Print the data exactly as written, line for line, and leave its pictures behind.

- _Provided information_

# # # # #

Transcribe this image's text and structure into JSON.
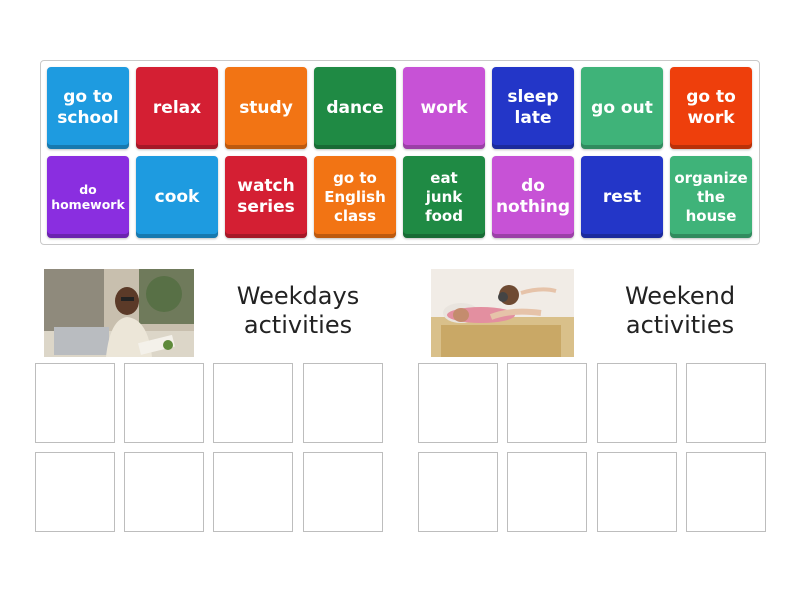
{
  "tiles": [
    {
      "label": "go to\nschool",
      "color": "#1e9be0"
    },
    {
      "label": "relax",
      "color": "#d41f33"
    },
    {
      "label": "study",
      "color": "#f27414"
    },
    {
      "label": "dance",
      "color": "#1f8a44"
    },
    {
      "label": "work",
      "color": "#c752d6"
    },
    {
      "label": "sleep\nlate",
      "color": "#2336c8"
    },
    {
      "label": "go out",
      "color": "#3fb379"
    },
    {
      "label": "go to\nwork",
      "color": "#ee3f0c"
    },
    {
      "label": "do\nhomework",
      "color": "#8a2ee0"
    },
    {
      "label": "cook",
      "color": "#1e9be0"
    },
    {
      "label": "watch\nseries",
      "color": "#d41f33"
    },
    {
      "label": "go to\nEnglish\nclass",
      "color": "#f27414"
    },
    {
      "label": "eat\njunk\nfood",
      "color": "#1f8a44"
    },
    {
      "label": "do\nnothing",
      "color": "#c752d6"
    },
    {
      "label": "rest",
      "color": "#2336c8"
    },
    {
      "label": "organize\nthe\nhouse",
      "color": "#3fb379"
    }
  ],
  "groups": {
    "weekdays": {
      "title": "Weekdays\nactivities"
    },
    "weekend": {
      "title": "Weekend\nactivities"
    }
  }
}
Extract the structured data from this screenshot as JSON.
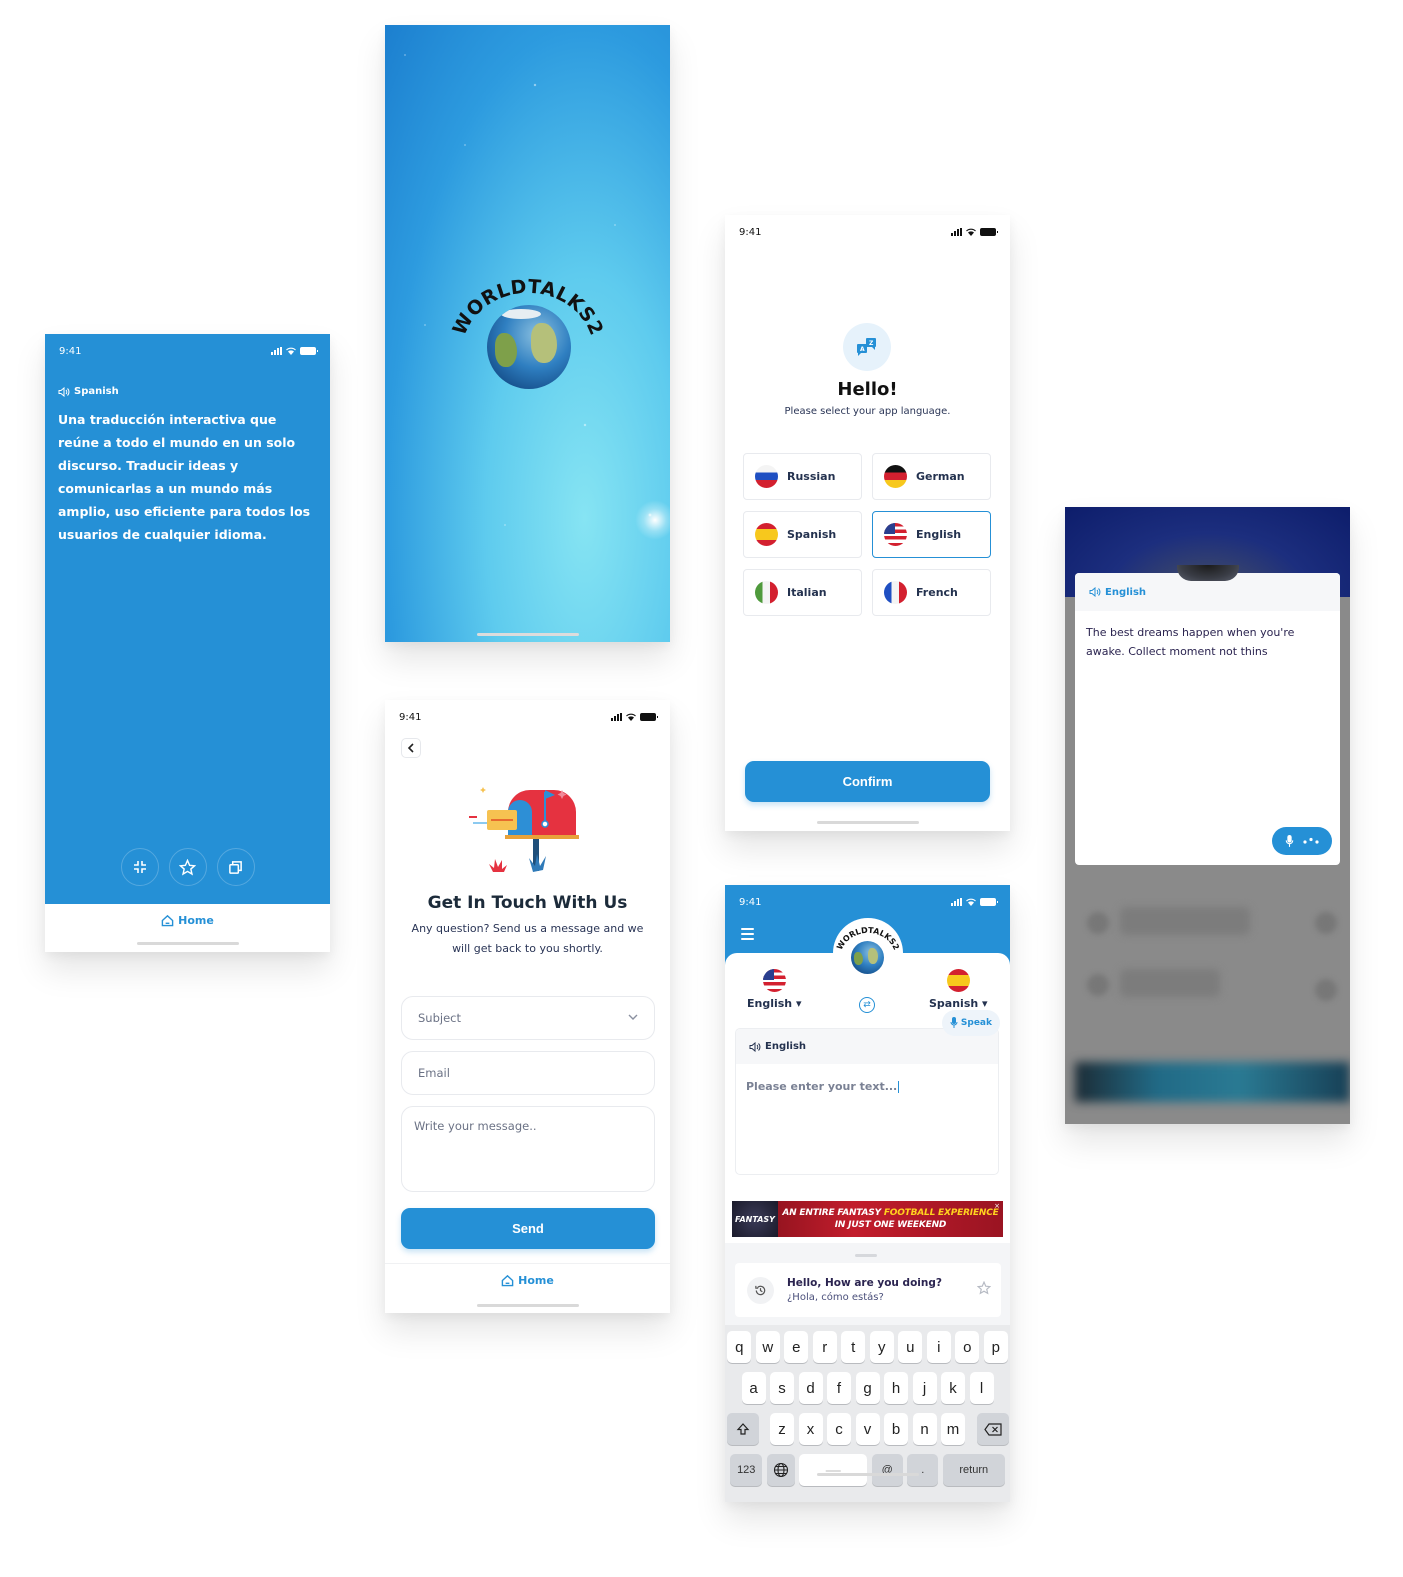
{
  "common": {
    "status_time": "9:41",
    "home_label": "Home",
    "accent_color": "#2590d6"
  },
  "reader_screen": {
    "language": "Spanish",
    "text": "Una traducción interactiva que reúne a todo el mundo en un solo discurso. Traducir ideas y comunicarlas a un mundo más amplio, uso eficiente para todos los usuarios de cualquier idioma.",
    "actions": [
      {
        "icon": "collapse-icon"
      },
      {
        "icon": "star-icon"
      },
      {
        "icon": "copy-icon"
      }
    ]
  },
  "splash_screen": {
    "logo_text": "WORLDTALKS2"
  },
  "language_screen": {
    "title": "Hello!",
    "subtitle": "Please select your app language.",
    "languages": [
      {
        "label": "Russian",
        "flag": "russia",
        "selected": false
      },
      {
        "label": "German",
        "flag": "germany",
        "selected": false
      },
      {
        "label": "Spanish",
        "flag": "spain",
        "selected": false
      },
      {
        "label": "English",
        "flag": "usa",
        "selected": true
      },
      {
        "label": "Italian",
        "flag": "italy",
        "selected": false
      },
      {
        "label": "French",
        "flag": "france",
        "selected": false
      }
    ],
    "confirm_label": "Confirm"
  },
  "contact_screen": {
    "title": "Get In Touch With Us",
    "subtitle": "Any question? Send us a message and we will get back to you shortly.",
    "subject_placeholder": "Subject",
    "email_placeholder": "Email",
    "message_placeholder": "Write your message..",
    "send_label": "Send"
  },
  "translator_screen": {
    "logo_text": "WORLDTALKS2",
    "source_language": "English",
    "target_language": "Spanish",
    "input_language_label": "English",
    "input_placeholder": "Please enter your text...",
    "speak_label": "Speak",
    "ad": {
      "badge": "FANTASY",
      "line1_white": "AN ENTIRE FANTASY ",
      "line1_yellow": "FOOTBALL EXPERIENCE",
      "line2": "IN JUST ONE WEEKEND",
      "close": "×"
    },
    "history": [
      {
        "source": "Hello, How are you doing?",
        "translation": "¿Hola, cómo estás?"
      }
    ],
    "keyboard": {
      "row1": [
        "q",
        "w",
        "e",
        "r",
        "t",
        "y",
        "u",
        "i",
        "o",
        "p"
      ],
      "row2": [
        "a",
        "s",
        "d",
        "f",
        "g",
        "h",
        "j",
        "k",
        "l"
      ],
      "row3": [
        "z",
        "x",
        "c",
        "v",
        "b",
        "n",
        "m"
      ],
      "numbers_label": "123",
      "at_label": "@",
      "dot_label": ".",
      "return_label": "return"
    }
  },
  "listening_screen": {
    "language": "English",
    "text": "The best dreams happen when you're awake. Collect moment not thins"
  }
}
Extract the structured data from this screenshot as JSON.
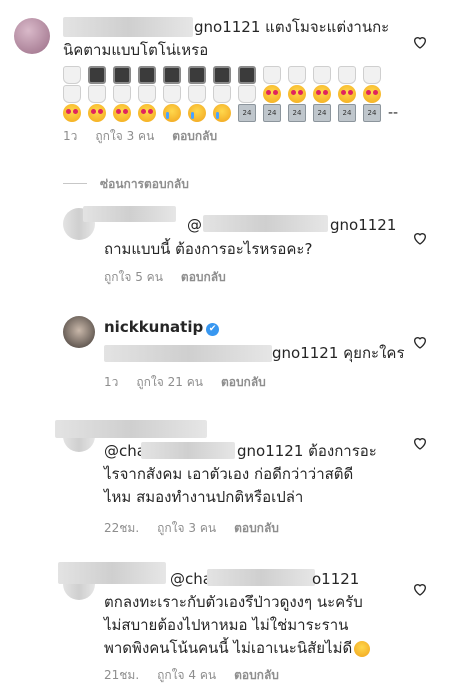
{
  "comments": [
    {
      "text_suffix": "gno1121 แตงโมจะแต่งานกะ",
      "line2": "นิคตามแบบโตโน่เหรอ",
      "time": "1ว",
      "likes": "ถูกใจ 3 คน",
      "reply": "ตอบกลับ",
      "emoji_row1": [
        "toilet",
        "tv",
        "tv",
        "tv",
        "tv",
        "tv",
        "tv",
        "tv",
        "toilet",
        "toilet",
        "toilet",
        "toilet",
        "toilet"
      ],
      "emoji_row2": [
        "toilet",
        "toilet",
        "toilet",
        "toilet",
        "toilet",
        "toilet",
        "toilet",
        "toilet",
        "heart-eyes",
        "heart-eyes",
        "heart-eyes",
        "heart-eyes",
        "heart-eyes"
      ],
      "emoji_row3": [
        "heart-eyes",
        "heart-eyes",
        "heart-eyes",
        "heart-eyes",
        "cry",
        "cry",
        "cry",
        "trophy",
        "trophy",
        "trophy",
        "trophy",
        "trophy",
        "trophy"
      ],
      "emoji_row3_suffix": "--"
    },
    {
      "mention_prefix": "@",
      "mention_suffix": "gno1121",
      "text": "ถามแบบนี้ ต้องการอะไรหรอคะ?",
      "likes": "ถูกใจ 5 คน",
      "reply": "ตอบกลับ"
    },
    {
      "username": "nickkunatip",
      "verified_mark": "✔",
      "mention_suffix": "gno1121 คุยกะใคร",
      "time": "1ว",
      "likes": "ถูกใจ 21 คน",
      "reply": "ตอบกลับ"
    },
    {
      "mention_prefix": "@cha",
      "mention_suffix": "gno1121 ต้องการอะ",
      "line2": "ไรจากสังคม เอาตัวเอง ก่อดีกว่าว่าสติดี",
      "line3": "ไหม สมองทำงานปกติหรือเปล่า",
      "time": "22ชม.",
      "likes": "ถูกใจ 3 คน",
      "reply": "ตอบกลับ"
    },
    {
      "mention_prefix": "@cha",
      "mention_suffix": "o1121",
      "line2": "ตกลงทะเราะกับตัวเองรึป่าวดูงงๆ นะครับ",
      "line3": "ไม่สบายต้องไปหาหมอ ไม่ใช่มาระราน",
      "line4": "พาดพิงคนโน้นคนนี้ ไม่เอาเนะนิสัยไม่ดี",
      "time": "21ชม.",
      "likes": "ถูกใจ 4 คน",
      "reply": "ตอบกลับ"
    }
  ],
  "hide_replies": "ซ่อนการตอบกลับ",
  "icons": {
    "like": "heart-outline-icon"
  },
  "colors": {
    "text": "#262626",
    "meta": "#8e8e8e",
    "verified": "#3897f0"
  }
}
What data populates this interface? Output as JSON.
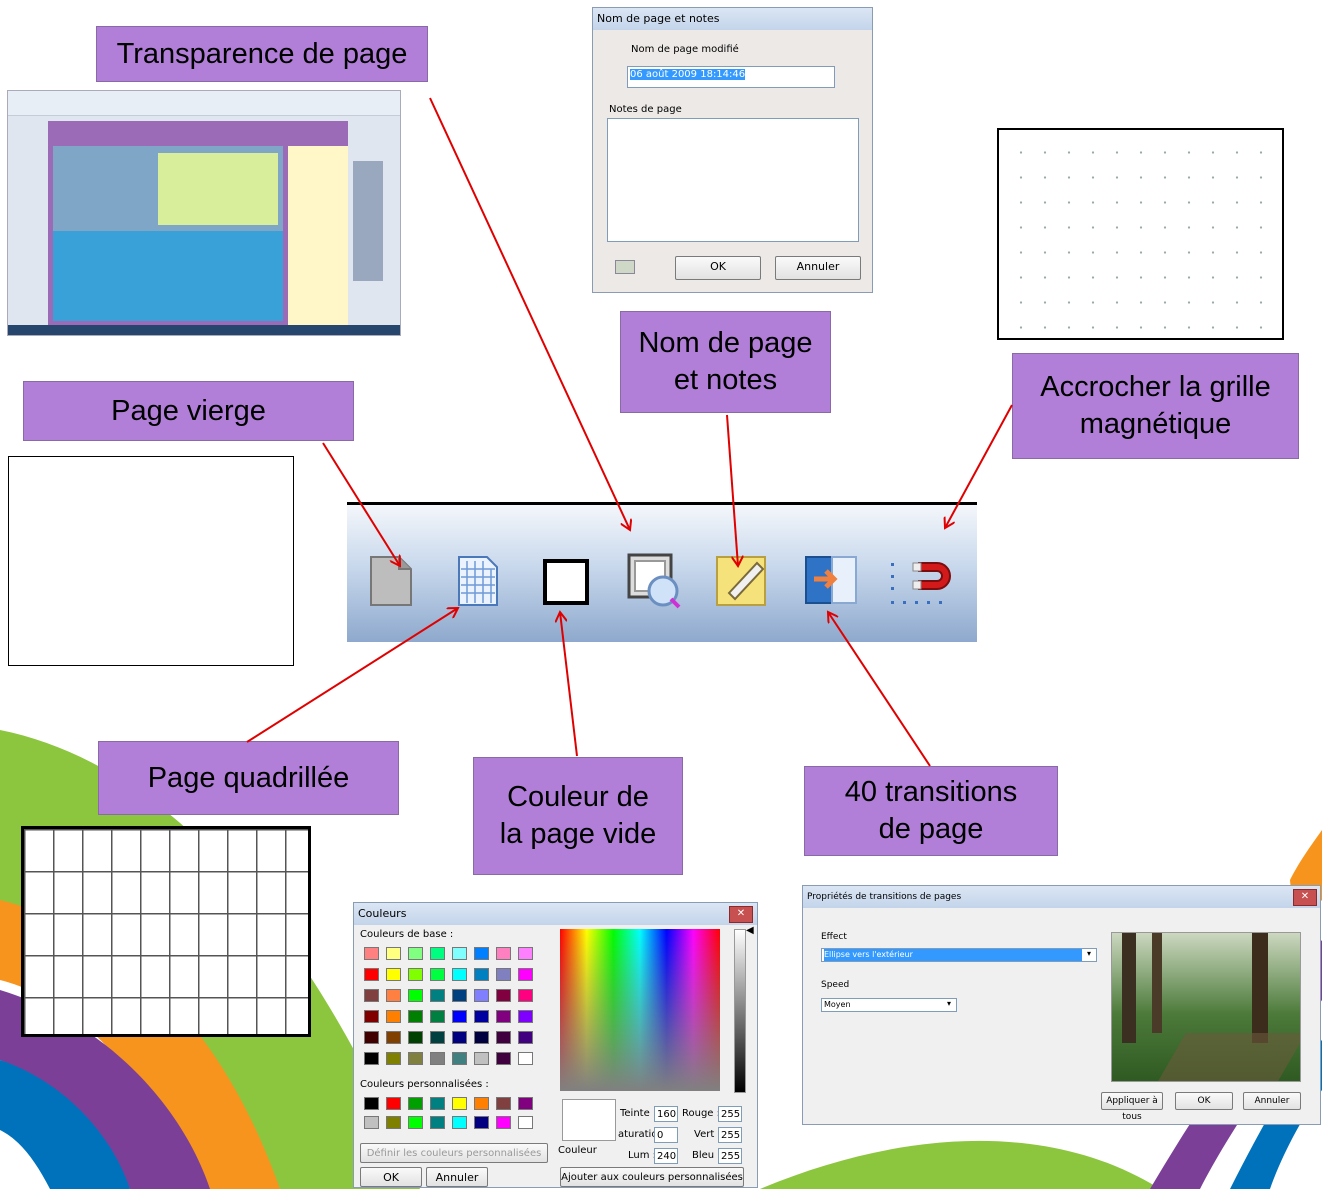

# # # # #

- _Exercise output_
Transcribe this image's text and structure into JSON.
{
  "tiles": [
    {
      "label": "go to\nschool",
      "color": "#1e9be0"
    },
    {
      "label": "relax",
      "color": "#d41f33"
    },
    {
      "label": "study",
      "color": "#f27414"
    },
    {
      "label": "dance",
      "color": "#1f8a44"
    },
    {
      "label": "work",
      "color": "#c752d6"
    },
    {
      "label": "sleep\nlate",
      "color": "#2336c8"
    },
    {
      "label": "go out",
      "color": "#3fb379"
    },
    {
      "label": "go to\nwork",
      "color": "#ee3f0c"
    },
    {
      "label": "do\nhomework",
      "color": "#8a2ee0"
    },
    {
      "label": "cook",
      "color": "#1e9be0"
    },
    {
      "label": "watch\nseries",
      "color": "#d41f33"
    },
    {
      "label": "go to\nEnglish\nclass",
      "color": "#f27414"
    },
    {
      "label": "eat\njunk\nfood",
      "color": "#1f8a44"
    },
    {
      "label": "do\nnothing",
      "color": "#c752d6"
    },
    {
      "label": "rest",
      "color": "#2336c8"
    },
    {
      "label": "organize\nthe\nhouse",
      "color": "#3fb379"
    }
  ],
  "groups": {
    "weekdays": {
      "title": "Weekdays\nactivities"
    },
    "weekend": {
      "title": "Weekend\nactivities"
    }
  }
}
Extract the structured data from this screenshot as JSON.
{
  "common": {
    "status_time": "9:41",
    "home_label": "Home",
    "accent_color": "#2590d6"
  },
  "reader_screen": {
    "language": "Spanish",
    "text": "Una traducción interactiva que reúne a todo el mundo en un solo discurso. Traducir ideas y comunicarlas a un mundo más amplio, uso eficiente para todos los usuarios de cualquier idioma.",
    "actions": [
      {
        "icon": "collapse-icon"
      },
      {
        "icon": "star-icon"
      },
      {
        "icon": "copy-icon"
      }
    ]
  },
  "splash_screen": {
    "logo_text": "WORLDTALKS2"
  },
  "language_screen": {
    "title": "Hello!",
    "subtitle": "Please select your app language.",
    "languages": [
      {
        "label": "Russian",
        "flag": "russia",
        "selected": false
      },
      {
        "label": "German",
        "flag": "germany",
        "selected": false
      },
      {
        "label": "Spanish",
        "flag": "spain",
        "selected": false
      },
      {
        "label": "English",
        "flag": "usa",
        "selected": true
      },
      {
        "label": "Italian",
        "flag": "italy",
        "selected": false
      },
      {
        "label": "French",
        "flag": "france",
        "selected": false
      }
    ],
    "confirm_label": "Confirm"
  },
  "contact_screen": {
    "title": "Get In Touch With Us",
    "subtitle": "Any question? Send us a message and we will get back to you shortly.",
    "subject_placeholder": "Subject",
    "email_placeholder": "Email",
    "message_placeholder": "Write your message..",
    "send_label": "Send"
  },
  "translator_screen": {
    "logo_text": "WORLDTALKS2",
    "source_language": "English",
    "target_language": "Spanish",
    "input_language_label": "English",
    "input_placeholder": "Please enter your text...",
    "speak_label": "Speak",
    "ad": {
      "badge": "FANTASY",
      "line1_white": "AN ENTIRE FANTASY ",
      "line1_yellow": "FOOTBALL EXPERIENCE",
      "line2": "IN JUST ONE WEEKEND",
      "close": "×"
    },
    "history": [
      {
        "source": "Hello, How are you doing?",
        "translation": "¿Hola, cómo estás?"
      }
    ],
    "keyboard": {
      "row1": [
        "q",
        "w",
        "e",
        "r",
        "t",
        "y",
        "u",
        "i",
        "o",
        "p"
      ],
      "row2": [
        "a",
        "s",
        "d",
        "f",
        "g",
        "h",
        "j",
        "k",
        "l"
      ],
      "row3": [
        "z",
        "x",
        "c",
        "v",
        "b",
        "n",
        "m"
      ],
      "numbers_label": "123",
      "at_label": "@",
      "dot_label": ".",
      "return_label": "return"
    }
  },
  "listening_screen": {
    "language": "English",
    "text": "The best dreams happen when you're awake. Collect moment not thins"
  }
}
Extract the structured data from this screenshot as JSON.
{
  "comments": [
    {
      "text_suffix": "gno1121 แตงโมจะแต่งานกะ",
      "line2": "นิคตามแบบโตโน่เหรอ",
      "time": "1ว",
      "likes": "ถูกใจ 3 คน",
      "reply": "ตอบกลับ",
      "emoji_row1": [
        "toilet",
        "tv",
        "tv",
        "tv",
        "tv",
        "tv",
        "tv",
        "tv",
        "toilet",
        "toilet",
        "toilet",
        "toilet",
        "toilet"
      ],
      "emoji_row2": [
        "toilet",
        "toilet",
        "toilet",
        "toilet",
        "toilet",
        "toilet",
        "toilet",
        "toilet",
        "heart-eyes",
        "heart-eyes",
        "heart-eyes",
        "heart-eyes",
        "heart-eyes"
      ],
      "emoji_row3": [
        "heart-eyes",
        "heart-eyes",
        "heart-eyes",
        "heart-eyes",
        "cry",
        "cry",
        "cry",
        "trophy",
        "trophy",
        "trophy",
        "trophy",
        "trophy",
        "trophy"
      ],
      "emoji_row3_suffix": "--"
    },
    {
      "mention_prefix": "@",
      "mention_suffix": "gno1121",
      "text": "ถามแบบนี้ ต้องการอะไรหรอคะ?",
      "likes": "ถูกใจ 5 คน",
      "reply": "ตอบกลับ"
    },
    {
      "username": "nickkunatip",
      "verified_mark": "✔",
      "mention_suffix": "gno1121 คุยกะใคร",
      "time": "1ว",
      "likes": "ถูกใจ 21 คน",
      "reply": "ตอบกลับ"
    },
    {
      "mention_prefix": "@cha",
      "mention_suffix": "gno1121 ต้องการอะ",
      "line2": "ไรจากสังคม เอาตัวเอง ก่อดีกว่าว่าสติดี",
      "line3": "ไหม สมองทำงานปกติหรือเปล่า",
      "time": "22ชม.",
      "likes": "ถูกใจ 3 คน",
      "reply": "ตอบกลับ"
    },
    {
      "mention_prefix": "@cha",
      "mention_suffix": "o1121",
      "line2": "ตกลงทะเราะกับตัวเองรึป่าวดูงงๆ นะครับ",
      "line3": "ไม่สบายต้องไปหาหมอ ไม่ใช่มาระราน",
      "line4": "พาดพิงคนโน้นคนนี้ ไม่เอาเนะนิสัยไม่ดี",
      "time": "21ชม.",
      "likes": "ถูกใจ 4 คน",
      "reply": "ตอบกลับ"
    }
  ],
  "hide_replies": "ซ่อนการตอบกลับ",
  "icons": {
    "like": "heart-outline-icon"
  },
  "colors": {
    "text": "#262626",
    "meta": "#8e8e8e",
    "verified": "#3897f0"
  }
}
What data populates this interface? Output as JSON.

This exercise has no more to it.